"Where's the tin?"
"The cash tin for the desk?"
"It's there," I said, indicating the donations tin.
"But what if people want change?"
"We don't give them change, it's a donation. We haven't had a cash tin on the desk for the past three years, remember?"
My volunteer gave me a blank look. It was his first time back in this season. He'd obviously jettisoned all prior knowledge as surplus to requirements over the winter. He's not alone in this.
"Where are the laminated sheets about the guns, they don't seem to be in the drawer?"
"No, we're not having laminated sheets out on display any more, we've put them in the folder, remember?"
"Do you want the centre light on, or the lamp, in the Business Room?"
"Um...it seems really bright and sunny to me today, Mildred....I don't think we need a light on at all. Remember the damage light can do?"
"Mildred's just fallen down the stairs!"
"What? Our stairs?"
"Yes, she was halfway down, missed her tread, and fell down the rest of them."
"Is she ok?"
"Yes, but a bit shaken."
"I'd better do an accident report. What was she doing up the stairs anyway?"
"Think she was putting the lights on."
"Can you read this?"
McColleague was pointing to a tiny inscription on the handle of an old umbrella from the Business Room. I looked up from the accident report form for Mildred.
"A visitor wanted to know. I'll get the magnifying glass."
"No, I still can't see anything. It's too small. Who on earth wants to know stuff like this?"
"Tell him it's a manufacturers stamp."
"Umbrella Man says your drain's blocked."
"The drain outside your bathroom window."
"What's he doing looking at that?"
"Ask Lovely Warden to poke it with a pointy stick, that usually does it. It's probably just leaves."
"I've just bumped into Umbrella Man again. This time he says there's a lamb separated from its mother outside - couldn't we hear it bleating?"
Just then the radio squawked into life.
"Ticket Office to Doris - there is a lamb running up the drive."
"Yup, OK, we're on it!"
Outside the house a small black and white Jacobs lamb was indeed out on the road, racing toward the horizon.
"It's one of yours," I said to my Boss, who happened to be on site at the time.
The ensuing chase was the highlight of my day. Lovely Warden came at it from one end of the road, my Boss from the other. There was running and jumping, leaps, bounds, falls and shouting. McColleague and I watched the whole thing from our vantage point on the front lawn. We doubled over with laughter. The whole event was drawing quite a crowd. At long last the lamb was finally persuaded to run back into the field and was reunited with its mother. The Boss walked back to McColleague and I, holding up a bloodstained hand.
"Need the First Aid kit," he smiled. "I dived for the lamb, missed, and grabbed the barbed wire fence."
"Aw, I'll have to do another accident report now."

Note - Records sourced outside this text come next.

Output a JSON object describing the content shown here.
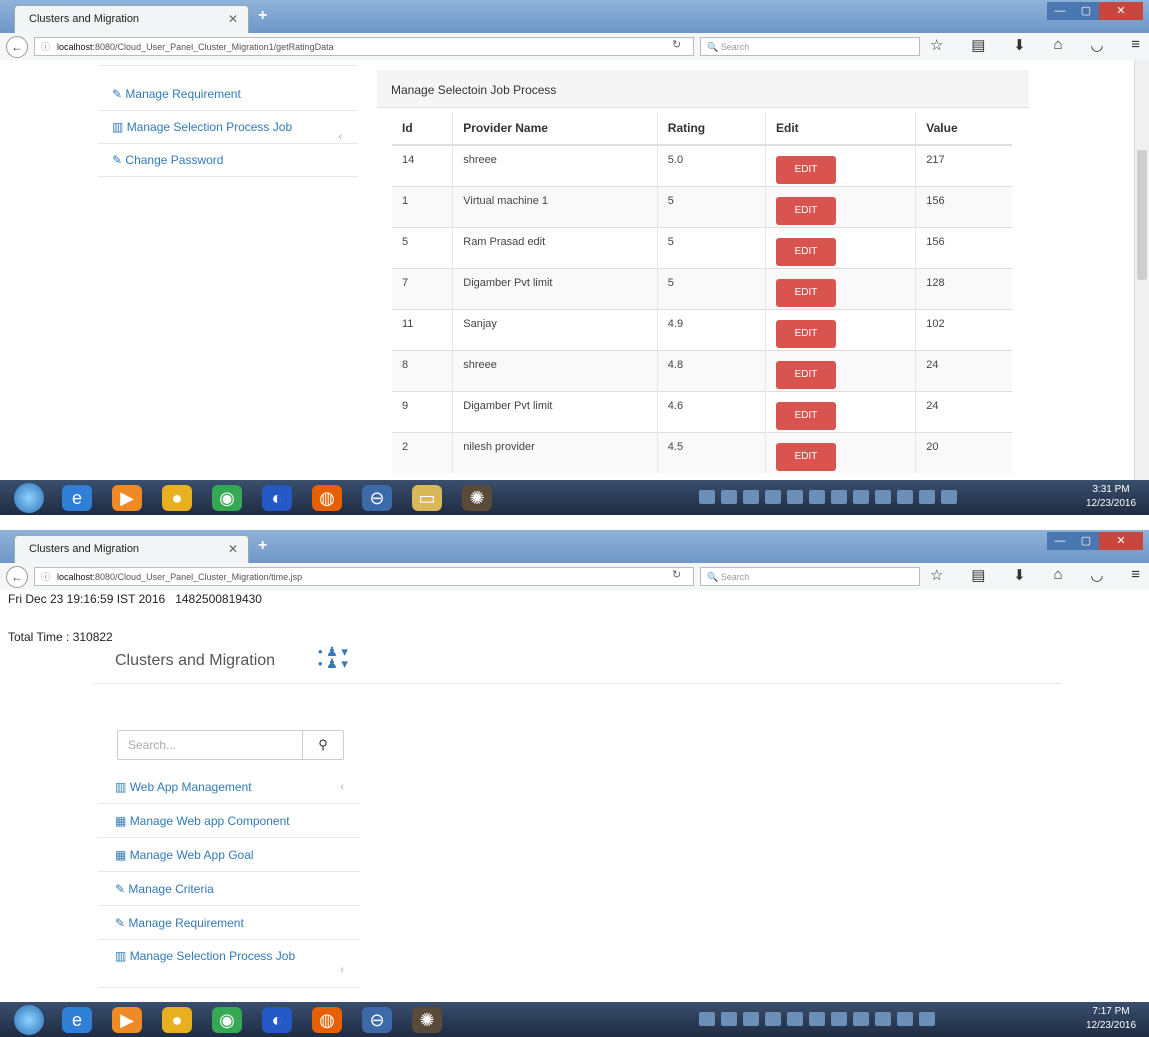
{
  "shot1": {
    "tab_title": "Clusters and Migration",
    "url_host": "localhost",
    "url_rest": ":8080/Cloud_User_Panel_Cluster_Migration1/getRatingData",
    "search_placeholder": "Search",
    "sidebar": [
      {
        "label": "Manage Requirement",
        "icon": "edit-icon"
      },
      {
        "label": "Manage Selection Process Job",
        "icon": "bar-chart-icon"
      },
      {
        "label": "Change Password",
        "icon": "edit-icon"
      }
    ],
    "panel_title": "Manage Selectoin Job Process",
    "table": {
      "headers": [
        "Id",
        "Provider Name",
        "Rating",
        "Edit",
        "Value"
      ],
      "edit_label": "EDIT",
      "rows": [
        {
          "id": "14",
          "name": "shreee",
          "rating": "5.0",
          "value": "217"
        },
        {
          "id": "1",
          "name": "Virtual machine 1",
          "rating": "5",
          "value": "156"
        },
        {
          "id": "5",
          "name": "Ram Prasad edit",
          "rating": "5",
          "value": "156"
        },
        {
          "id": "7",
          "name": "Digamber Pvt limit",
          "rating": "5",
          "value": "128"
        },
        {
          "id": "11",
          "name": "Sanjay",
          "rating": "4.9",
          "value": "102"
        },
        {
          "id": "8",
          "name": "shreee",
          "rating": "4.8",
          "value": "24"
        },
        {
          "id": "9",
          "name": "Digamber Pvt limit",
          "rating": "4.6",
          "value": "24"
        },
        {
          "id": "2",
          "name": "nilesh provider",
          "rating": "4.5",
          "value": "20"
        }
      ]
    },
    "clock_time": "3:31 PM",
    "clock_date": "12/23/2016"
  },
  "shot2": {
    "tab_title": "Clusters and Migration",
    "url_host": "localhost",
    "url_rest": ":8080/Cloud_User_Panel_Cluster_Migration/time.jsp",
    "search_placeholder": "Search",
    "timestamp_line": "Fri Dec 23 19:16:59 IST 2016   1482500819430",
    "total_time_line": "Total Time : 310822",
    "brand": "Clusters and Migration",
    "sidebar_search_placeholder": "Search...",
    "sidebar": [
      {
        "label": "Web App Management",
        "icon": "bar-chart-icon",
        "chevron": true
      },
      {
        "label": "Manage Web app Component",
        "icon": "grid-icon"
      },
      {
        "label": "Manage Web App Goal",
        "icon": "grid-icon"
      },
      {
        "label": "Manage Criteria",
        "icon": "edit-icon"
      },
      {
        "label": "Manage Requirement",
        "icon": "edit-icon"
      },
      {
        "label": "Manage Selection Process Job",
        "icon": "bar-chart-icon",
        "chevron": true
      }
    ],
    "clock_time": "7:17 PM",
    "clock_date": "12/23/2016"
  }
}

"The thing is," confided the Boss as he dabbed at his wound with an antiseptic wipe, "what I usually do when I'm trying to catch one of my lambs is kick its feet out from under it as it tries to run past. But I couldn't do that with everyone looking."
McColleague and I nodded understandingly. Kicking lambs never goes down well with the visitors over the Easter holidays.